▸ **TASK DESCRIPTION**
What lines of the data below hold the string "this"? Copy each one out.
(SOURCE MATERIAL Opens)
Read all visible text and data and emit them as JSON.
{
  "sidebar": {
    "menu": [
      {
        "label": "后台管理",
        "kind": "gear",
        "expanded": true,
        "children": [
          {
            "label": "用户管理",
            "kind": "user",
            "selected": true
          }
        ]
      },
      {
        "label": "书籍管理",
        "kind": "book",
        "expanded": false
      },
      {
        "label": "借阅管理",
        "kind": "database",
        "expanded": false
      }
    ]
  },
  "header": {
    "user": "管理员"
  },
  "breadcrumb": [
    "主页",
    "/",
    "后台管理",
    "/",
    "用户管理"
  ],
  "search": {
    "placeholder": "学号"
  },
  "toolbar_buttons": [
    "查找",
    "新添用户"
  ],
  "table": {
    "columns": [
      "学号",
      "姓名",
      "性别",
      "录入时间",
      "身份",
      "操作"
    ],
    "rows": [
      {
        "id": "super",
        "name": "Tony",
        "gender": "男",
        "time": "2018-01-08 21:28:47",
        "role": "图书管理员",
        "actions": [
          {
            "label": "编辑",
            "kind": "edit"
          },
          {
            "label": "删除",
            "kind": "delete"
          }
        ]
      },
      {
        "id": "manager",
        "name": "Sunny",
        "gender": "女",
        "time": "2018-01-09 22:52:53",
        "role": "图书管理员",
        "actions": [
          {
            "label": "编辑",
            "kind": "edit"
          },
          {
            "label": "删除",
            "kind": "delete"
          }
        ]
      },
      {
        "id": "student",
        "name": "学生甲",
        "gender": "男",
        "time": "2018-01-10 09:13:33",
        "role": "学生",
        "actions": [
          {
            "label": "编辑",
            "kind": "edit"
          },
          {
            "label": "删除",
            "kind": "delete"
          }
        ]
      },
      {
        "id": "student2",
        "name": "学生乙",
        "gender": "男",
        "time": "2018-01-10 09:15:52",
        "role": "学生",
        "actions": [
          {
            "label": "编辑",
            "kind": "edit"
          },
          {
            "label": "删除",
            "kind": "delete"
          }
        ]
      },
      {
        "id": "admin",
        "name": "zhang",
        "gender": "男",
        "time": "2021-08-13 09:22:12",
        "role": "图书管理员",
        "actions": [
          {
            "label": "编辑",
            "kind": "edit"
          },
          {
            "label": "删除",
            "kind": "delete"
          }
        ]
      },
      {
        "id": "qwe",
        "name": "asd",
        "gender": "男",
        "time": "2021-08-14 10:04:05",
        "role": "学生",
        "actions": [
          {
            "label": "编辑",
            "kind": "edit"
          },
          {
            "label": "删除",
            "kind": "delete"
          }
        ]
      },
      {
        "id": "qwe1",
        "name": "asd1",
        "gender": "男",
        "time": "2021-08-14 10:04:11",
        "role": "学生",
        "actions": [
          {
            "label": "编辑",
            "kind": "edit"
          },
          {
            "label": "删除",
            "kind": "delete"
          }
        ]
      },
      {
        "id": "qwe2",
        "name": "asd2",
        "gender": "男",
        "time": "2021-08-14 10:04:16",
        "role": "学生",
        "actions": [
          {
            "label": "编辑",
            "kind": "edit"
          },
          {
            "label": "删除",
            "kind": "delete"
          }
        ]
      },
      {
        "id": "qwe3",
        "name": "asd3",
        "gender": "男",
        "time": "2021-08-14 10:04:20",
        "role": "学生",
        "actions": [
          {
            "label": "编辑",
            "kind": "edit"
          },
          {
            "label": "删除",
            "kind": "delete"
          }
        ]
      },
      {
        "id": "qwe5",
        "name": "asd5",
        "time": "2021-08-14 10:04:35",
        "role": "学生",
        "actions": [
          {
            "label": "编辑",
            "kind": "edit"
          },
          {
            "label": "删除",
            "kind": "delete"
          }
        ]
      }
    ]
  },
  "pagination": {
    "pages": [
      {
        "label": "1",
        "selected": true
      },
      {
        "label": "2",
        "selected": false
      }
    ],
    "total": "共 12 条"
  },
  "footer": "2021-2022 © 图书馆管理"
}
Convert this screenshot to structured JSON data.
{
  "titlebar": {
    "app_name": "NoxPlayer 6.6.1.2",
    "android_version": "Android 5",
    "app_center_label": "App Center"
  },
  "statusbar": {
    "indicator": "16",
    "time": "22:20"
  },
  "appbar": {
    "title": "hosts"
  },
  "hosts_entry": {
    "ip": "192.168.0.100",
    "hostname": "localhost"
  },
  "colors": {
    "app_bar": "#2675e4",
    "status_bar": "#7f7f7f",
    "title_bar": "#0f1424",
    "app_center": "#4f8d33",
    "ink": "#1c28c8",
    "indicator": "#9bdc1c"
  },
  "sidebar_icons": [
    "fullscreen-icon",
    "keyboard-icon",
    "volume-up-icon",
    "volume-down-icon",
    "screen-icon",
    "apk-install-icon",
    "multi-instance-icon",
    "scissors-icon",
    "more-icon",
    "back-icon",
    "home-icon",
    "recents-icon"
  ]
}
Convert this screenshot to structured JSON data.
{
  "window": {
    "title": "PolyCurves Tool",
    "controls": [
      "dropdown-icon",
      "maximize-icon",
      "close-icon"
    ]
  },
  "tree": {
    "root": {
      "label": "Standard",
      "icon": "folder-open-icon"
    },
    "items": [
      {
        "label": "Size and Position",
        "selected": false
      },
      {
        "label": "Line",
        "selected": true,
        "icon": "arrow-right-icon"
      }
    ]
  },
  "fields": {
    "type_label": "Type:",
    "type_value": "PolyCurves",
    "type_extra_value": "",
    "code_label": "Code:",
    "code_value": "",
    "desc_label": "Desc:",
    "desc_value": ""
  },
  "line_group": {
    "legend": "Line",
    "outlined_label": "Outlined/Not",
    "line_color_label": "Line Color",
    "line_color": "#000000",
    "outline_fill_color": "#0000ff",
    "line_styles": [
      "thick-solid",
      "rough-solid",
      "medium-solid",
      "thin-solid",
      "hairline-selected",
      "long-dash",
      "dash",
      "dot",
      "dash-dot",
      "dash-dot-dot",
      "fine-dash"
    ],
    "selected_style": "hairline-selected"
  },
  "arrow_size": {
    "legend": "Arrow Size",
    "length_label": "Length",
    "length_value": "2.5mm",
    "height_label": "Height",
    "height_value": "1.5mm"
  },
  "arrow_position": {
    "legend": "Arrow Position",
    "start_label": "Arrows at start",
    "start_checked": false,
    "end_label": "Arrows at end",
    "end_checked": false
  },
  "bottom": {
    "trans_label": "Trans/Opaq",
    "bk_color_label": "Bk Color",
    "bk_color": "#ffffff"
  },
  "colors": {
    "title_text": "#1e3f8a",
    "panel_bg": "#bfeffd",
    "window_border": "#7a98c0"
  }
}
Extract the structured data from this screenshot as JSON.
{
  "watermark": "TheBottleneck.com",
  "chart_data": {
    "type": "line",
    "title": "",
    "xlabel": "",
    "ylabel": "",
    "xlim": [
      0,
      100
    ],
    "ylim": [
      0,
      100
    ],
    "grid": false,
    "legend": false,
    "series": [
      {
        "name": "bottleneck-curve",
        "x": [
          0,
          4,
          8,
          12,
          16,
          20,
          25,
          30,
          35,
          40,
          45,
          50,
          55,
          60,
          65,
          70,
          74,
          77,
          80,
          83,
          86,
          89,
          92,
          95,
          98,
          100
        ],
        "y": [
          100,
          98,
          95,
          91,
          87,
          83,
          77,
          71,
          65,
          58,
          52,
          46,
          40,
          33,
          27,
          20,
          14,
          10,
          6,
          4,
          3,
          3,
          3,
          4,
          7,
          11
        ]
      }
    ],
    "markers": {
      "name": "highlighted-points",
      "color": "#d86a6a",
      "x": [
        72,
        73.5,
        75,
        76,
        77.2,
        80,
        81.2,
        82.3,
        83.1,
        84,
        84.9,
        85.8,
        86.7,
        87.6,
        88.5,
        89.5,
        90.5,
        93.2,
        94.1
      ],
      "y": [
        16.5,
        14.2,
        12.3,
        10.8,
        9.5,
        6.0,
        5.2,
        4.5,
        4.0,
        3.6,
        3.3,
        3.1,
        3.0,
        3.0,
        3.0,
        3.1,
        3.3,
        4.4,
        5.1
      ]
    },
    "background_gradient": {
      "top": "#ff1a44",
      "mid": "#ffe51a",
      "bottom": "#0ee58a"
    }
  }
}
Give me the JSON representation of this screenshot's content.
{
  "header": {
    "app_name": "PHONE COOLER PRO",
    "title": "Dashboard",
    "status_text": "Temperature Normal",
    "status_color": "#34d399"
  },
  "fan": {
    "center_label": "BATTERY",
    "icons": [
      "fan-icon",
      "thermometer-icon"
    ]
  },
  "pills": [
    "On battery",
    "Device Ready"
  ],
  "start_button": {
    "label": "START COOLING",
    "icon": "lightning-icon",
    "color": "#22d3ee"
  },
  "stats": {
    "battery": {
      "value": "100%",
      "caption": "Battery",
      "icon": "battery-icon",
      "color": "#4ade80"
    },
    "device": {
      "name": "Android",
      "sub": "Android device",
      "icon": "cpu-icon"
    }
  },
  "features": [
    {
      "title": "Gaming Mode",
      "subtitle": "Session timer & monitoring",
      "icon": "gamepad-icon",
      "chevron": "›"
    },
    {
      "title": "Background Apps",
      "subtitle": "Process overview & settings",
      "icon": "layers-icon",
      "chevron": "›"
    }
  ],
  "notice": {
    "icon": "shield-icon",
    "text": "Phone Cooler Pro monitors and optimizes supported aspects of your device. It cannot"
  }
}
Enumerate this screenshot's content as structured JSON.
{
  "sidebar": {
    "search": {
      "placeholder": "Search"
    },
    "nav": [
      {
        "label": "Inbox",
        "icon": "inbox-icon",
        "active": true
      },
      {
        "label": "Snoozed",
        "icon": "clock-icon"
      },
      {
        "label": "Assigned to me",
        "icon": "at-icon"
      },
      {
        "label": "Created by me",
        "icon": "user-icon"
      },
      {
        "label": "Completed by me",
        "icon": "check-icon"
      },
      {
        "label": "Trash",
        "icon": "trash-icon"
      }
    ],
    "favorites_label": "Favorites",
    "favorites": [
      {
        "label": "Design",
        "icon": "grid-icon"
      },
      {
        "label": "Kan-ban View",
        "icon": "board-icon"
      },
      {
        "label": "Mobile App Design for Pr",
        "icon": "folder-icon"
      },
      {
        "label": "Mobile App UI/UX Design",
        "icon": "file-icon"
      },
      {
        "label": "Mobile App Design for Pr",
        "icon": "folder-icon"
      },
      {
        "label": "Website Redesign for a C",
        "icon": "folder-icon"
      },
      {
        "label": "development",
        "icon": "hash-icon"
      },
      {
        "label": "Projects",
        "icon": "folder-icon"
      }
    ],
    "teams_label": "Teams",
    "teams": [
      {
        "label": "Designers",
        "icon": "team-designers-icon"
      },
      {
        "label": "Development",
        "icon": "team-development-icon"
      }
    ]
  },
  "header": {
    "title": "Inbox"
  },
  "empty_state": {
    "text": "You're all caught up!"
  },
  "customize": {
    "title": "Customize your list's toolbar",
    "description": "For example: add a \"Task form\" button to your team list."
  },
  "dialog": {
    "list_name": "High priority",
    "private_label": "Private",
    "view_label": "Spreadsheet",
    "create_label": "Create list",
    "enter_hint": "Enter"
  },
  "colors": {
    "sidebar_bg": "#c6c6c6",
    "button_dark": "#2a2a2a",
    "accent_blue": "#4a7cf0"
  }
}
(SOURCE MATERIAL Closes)
▸ **EXERCISE SOLUTION**
Convert this screenshot to structured JSON data.
Convert this screenshot to structured JSON data.
Extract the structured data from this screenshot as JSON.
Give me the JSON representation of this screenshot's content.
Enumerate this screenshot's content as structured JSON.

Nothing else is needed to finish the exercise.